US5710183 *Jul 14, 1995Jan 20, 1998Halow; George M.And optionally a wetting aagent and gas reducing agent; improved bowel function
Non-Patent Citations
Reference
1 *Andorsky et al., Am. J. Gastroent. 85:261 (1990).
2 *Attar et al., Gutt 44:226 (1999).
Referenced by
Citing PatentFiling datePublication dateApplicantTitle
US6444198Feb 7, 2002Sep 3, 2002Smithkline Beecham CorporationEffervescent laxatives
US6645481 *Sep 28, 2000Nov 11, 2003Braintree Laboratories, Inc.Polyethylene glycol, in an amount sufficient to induce a controlled bowel movement within 12 to 24 hours
US6887897Jul 31, 2001May 3, 2005Mission Pharmacal CompanyTherapy for kidney disease; complexing phosphorus with calcium glutarate ; prevent forming kidney stones
US7169381Oct 24, 2003Jan 30, 2007Norgine Europe BvAqueous solution of polyoxyethylene glycol , ascorbic acid and electrolyte
US7495063Feb 3, 2006Feb 24, 2009Dow Global Technologies Inc.Catalytic polymerization of ethylene glycol; average molecular weight range of polyethylene glycol from about 3000 to about 10,000
US7658914Dec 8, 2006Feb 9, 2010Norgine Bvfirst container containing a dry formulation of polyoxyethylene glycol , ascorbic acid and sodium sulfate, calcium sulfate and sodium chloride, potassium chloride, second container containing dry ascorbic acid or sodium or potassium salt; also contains flavor, sweetener; for colonoscopy preperation
US7687075Nov 16, 2004Mar 30, 2010Salix Pharmaceuticals, Ltd.Colonic purgative composition with soluble binding agent
US7718197Mar 13, 2008May 18, 2010Salix Pharmaceuticals, Ltd.Colonic purgative composition with soluble binding agent
US8361452 *Jul 15, 2002Jan 29, 2013Halow George MFor oral administration, comprising polyethylene glycol, dibasic sodium phosphate; and, optionally, monobasic sodium phosphate; taken dissolved in water, for pre-surgery, constipation; improved patient compliance
US8507009Jan 20, 2010Aug 13, 2013Salix Pharmaceuticals, Inc.Colonic purgative composition with soluble binding agent

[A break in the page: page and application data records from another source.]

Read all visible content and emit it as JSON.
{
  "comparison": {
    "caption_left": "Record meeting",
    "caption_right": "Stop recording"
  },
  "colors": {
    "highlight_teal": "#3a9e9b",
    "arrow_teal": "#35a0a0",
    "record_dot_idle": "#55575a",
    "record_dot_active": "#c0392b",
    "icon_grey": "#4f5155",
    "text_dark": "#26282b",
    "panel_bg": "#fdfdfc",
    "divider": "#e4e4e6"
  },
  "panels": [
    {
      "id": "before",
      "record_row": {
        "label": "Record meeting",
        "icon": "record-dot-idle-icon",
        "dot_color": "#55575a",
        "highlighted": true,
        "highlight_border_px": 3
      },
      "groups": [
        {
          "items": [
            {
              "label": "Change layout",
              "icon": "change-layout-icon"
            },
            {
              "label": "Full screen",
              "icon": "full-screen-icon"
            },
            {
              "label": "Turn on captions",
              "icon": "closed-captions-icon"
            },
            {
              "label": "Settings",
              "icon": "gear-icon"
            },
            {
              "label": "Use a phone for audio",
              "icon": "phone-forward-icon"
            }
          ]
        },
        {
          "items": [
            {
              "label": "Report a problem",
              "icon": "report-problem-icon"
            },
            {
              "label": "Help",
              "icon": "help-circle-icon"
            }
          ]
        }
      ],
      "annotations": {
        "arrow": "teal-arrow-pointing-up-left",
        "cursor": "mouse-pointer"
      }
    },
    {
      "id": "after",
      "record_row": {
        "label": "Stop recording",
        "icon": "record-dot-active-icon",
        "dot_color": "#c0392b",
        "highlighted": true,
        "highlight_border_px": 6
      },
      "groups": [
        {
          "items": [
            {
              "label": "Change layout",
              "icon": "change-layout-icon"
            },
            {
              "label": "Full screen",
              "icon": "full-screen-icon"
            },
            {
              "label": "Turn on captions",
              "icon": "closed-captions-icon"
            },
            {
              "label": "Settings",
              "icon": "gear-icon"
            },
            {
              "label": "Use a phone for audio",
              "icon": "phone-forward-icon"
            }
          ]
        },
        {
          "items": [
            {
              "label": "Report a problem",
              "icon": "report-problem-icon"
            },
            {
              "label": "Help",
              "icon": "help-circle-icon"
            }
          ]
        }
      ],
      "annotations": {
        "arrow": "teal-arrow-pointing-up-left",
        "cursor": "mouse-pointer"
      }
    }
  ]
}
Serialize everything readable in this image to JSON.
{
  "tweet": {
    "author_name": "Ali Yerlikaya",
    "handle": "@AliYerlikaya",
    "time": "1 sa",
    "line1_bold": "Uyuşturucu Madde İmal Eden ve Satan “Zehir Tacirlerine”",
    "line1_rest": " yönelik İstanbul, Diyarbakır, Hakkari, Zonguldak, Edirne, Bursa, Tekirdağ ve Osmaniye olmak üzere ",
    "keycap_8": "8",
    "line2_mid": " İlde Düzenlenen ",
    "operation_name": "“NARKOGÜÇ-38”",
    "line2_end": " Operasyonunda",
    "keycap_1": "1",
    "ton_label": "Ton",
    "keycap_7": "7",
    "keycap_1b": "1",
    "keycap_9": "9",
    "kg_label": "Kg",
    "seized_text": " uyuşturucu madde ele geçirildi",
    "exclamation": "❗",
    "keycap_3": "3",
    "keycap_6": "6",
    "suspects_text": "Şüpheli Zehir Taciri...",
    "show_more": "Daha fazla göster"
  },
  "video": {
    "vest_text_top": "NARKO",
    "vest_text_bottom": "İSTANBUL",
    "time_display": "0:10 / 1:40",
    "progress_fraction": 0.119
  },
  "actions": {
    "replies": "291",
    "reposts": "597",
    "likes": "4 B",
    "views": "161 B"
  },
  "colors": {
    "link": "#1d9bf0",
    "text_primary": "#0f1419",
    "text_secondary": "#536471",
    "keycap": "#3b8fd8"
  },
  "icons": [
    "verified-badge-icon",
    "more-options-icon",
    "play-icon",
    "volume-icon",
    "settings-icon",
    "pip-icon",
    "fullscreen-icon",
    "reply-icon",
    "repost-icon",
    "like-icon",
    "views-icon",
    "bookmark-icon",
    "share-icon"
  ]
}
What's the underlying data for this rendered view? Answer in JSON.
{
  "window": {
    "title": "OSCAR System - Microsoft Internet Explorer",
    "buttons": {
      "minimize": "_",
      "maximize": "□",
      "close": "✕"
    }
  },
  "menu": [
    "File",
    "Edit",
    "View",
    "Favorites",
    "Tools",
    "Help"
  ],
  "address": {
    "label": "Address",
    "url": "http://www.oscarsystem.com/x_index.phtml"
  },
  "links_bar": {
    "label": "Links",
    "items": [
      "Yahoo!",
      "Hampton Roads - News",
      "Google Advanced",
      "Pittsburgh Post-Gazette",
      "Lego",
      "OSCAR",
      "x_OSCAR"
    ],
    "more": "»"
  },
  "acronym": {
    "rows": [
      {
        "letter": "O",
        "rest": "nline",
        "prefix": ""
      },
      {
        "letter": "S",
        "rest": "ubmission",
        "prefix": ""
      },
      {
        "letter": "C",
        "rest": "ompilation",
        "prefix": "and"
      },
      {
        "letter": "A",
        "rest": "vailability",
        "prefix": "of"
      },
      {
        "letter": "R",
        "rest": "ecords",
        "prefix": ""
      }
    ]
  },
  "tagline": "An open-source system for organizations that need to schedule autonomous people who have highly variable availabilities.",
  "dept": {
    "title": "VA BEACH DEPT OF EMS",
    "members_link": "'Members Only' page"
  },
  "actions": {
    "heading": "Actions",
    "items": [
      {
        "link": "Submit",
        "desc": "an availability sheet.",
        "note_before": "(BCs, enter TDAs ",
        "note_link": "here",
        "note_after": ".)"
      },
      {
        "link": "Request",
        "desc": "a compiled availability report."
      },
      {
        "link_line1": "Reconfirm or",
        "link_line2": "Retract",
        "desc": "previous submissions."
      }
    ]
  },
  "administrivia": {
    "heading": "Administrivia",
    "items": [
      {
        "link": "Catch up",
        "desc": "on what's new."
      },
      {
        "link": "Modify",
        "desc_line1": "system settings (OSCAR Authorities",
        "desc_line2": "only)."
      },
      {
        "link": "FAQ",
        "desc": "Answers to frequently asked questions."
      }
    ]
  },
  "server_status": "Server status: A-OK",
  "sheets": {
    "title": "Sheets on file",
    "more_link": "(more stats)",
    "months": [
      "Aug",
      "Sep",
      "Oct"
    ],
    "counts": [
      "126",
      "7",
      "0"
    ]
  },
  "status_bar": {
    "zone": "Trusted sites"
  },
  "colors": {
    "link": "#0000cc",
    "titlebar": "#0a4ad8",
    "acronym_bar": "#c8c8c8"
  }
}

US20120208899 *Oct 14, 2011Aug 16, 2012Astellas Us LlcTool for Assessment of Symptoms of Irritable Bowel Syndrome
WO2000048585A1 *Feb 22, 2000Aug 24, 2000Daggy Bruce PEffervescent laxatives
Classifications
U.S. Classification514/723
International ClassificationA61K31/77, A61K31/765, A61P1/00, A61P1/10, A61P1/06
Cooperative ClassificationA61K31/77
European ClassificationA61K31/77
Legal Events
DateCodeEventDescription
Oct 11, 2011FPAYFee payment
Year of fee payment: 12
Oct 22, 2007REMIMaintenance fee reminder mailed
Oct 11, 2007FPAYFee payment
Year of fee payment: 8
Oct 13, 2003FPAYFee payment
Year of fee payment: 4
Aug 20, 1999ASAssignment
Owner name: BRAINTREE LABORATORIES, MASSACHUSETTS
Free format text: ASSIGNMENT OF ASSIGNORS INTEREST;ASSIGNORS:CLEVELAND, MARK VB.;PELHAM, RUSSELL W.;REEL/FRAME:010191/0262;SIGNING DATES FROM 19990815 TO 19990818